When asked what makes a play successful, Alliance Theater Artistic Director Susan Booth doesn’t start in on box-office sales or positive reviews. Instead, she simply points to her heart, then to her head.
A graduate of Denison and Northwestern universities, Booth began her role at the Alliance in 2001. Since then, the fifty-four-year-old has guided the theater’s programming under one governing principle: Good theater can be anything—a rom-com, a musical, a polemic—so long as the story has enough entry points to engage diverse audiences. “The stuff that I love is the stuff that works on your heart, and it travels north, and without you ever realizing it, something epiphanal happens to you, and you walk out a little different, a little changed,” Booth says.
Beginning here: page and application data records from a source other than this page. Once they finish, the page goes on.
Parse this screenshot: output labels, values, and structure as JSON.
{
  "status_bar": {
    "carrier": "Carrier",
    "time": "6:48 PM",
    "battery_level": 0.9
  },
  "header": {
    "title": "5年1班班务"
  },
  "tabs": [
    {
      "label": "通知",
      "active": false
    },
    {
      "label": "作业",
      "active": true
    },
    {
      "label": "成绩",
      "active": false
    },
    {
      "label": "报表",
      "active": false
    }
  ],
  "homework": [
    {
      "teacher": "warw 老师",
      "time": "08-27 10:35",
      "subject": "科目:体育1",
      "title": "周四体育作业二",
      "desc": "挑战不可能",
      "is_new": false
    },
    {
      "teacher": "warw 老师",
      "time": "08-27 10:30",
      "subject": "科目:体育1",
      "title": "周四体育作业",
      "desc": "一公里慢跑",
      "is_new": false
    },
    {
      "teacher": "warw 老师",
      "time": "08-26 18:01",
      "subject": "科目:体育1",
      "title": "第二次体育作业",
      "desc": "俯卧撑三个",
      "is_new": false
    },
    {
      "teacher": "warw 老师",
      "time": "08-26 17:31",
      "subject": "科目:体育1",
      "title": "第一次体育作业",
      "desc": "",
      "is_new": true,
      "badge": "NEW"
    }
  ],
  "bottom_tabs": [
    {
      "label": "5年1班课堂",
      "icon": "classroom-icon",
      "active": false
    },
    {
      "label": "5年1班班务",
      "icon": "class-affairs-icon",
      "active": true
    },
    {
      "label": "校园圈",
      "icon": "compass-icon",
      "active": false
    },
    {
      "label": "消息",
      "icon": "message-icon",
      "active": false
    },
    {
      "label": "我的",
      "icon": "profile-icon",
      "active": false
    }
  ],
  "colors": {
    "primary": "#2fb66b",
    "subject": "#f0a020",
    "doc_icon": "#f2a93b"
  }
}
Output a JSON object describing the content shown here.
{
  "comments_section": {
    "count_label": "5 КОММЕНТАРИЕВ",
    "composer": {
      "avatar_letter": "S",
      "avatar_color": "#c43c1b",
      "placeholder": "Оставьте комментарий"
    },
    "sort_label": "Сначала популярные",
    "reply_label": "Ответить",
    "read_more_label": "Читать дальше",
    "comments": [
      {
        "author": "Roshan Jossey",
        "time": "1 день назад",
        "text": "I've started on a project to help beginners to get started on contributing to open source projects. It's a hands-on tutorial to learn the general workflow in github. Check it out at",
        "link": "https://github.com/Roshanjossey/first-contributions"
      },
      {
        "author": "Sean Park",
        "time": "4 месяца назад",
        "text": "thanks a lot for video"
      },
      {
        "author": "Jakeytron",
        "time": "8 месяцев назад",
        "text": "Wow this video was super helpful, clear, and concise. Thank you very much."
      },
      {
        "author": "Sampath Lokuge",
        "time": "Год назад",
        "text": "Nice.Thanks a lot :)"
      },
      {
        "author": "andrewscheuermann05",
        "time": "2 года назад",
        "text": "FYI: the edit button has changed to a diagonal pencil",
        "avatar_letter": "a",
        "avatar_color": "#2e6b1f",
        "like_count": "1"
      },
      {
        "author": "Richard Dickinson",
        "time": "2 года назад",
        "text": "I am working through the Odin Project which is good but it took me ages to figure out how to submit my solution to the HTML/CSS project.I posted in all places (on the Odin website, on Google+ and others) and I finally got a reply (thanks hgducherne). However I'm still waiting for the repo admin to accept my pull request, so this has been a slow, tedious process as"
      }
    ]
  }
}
Her instincts have led to wild success: The Alliance is now the largest producing theater in the Southeast and one of the leaders in developing new American musicals. In 2007, it won the Regional Theatre Tony Award for programming, education, and community engagement. It also reaches more than 50,000 students a year through acting and drama programming.
Booth’s passion for developing new playwrights has likewise bolstered the theater’s renown. One of her signature programs, the Alliance/Kendeda National Graduate Playwriting Competition, has had the foresight to select winners such as Kenneth Lin, now a writer for House of Cards, and Tarell Alvin McCraney, who penned the play that inspired Moonlight, winner of 2017’s Academy Award for Best Picture.
Behind all of this is Booth’s determination to not only amplify unheard voices and viewpoints, but also drive thought-provoking conversation. “I’m very interested in theater’s capacity to shift perspective,” she says. “I think getting people to change their minds and enlarge their hearts is radical, hard, and essential work.”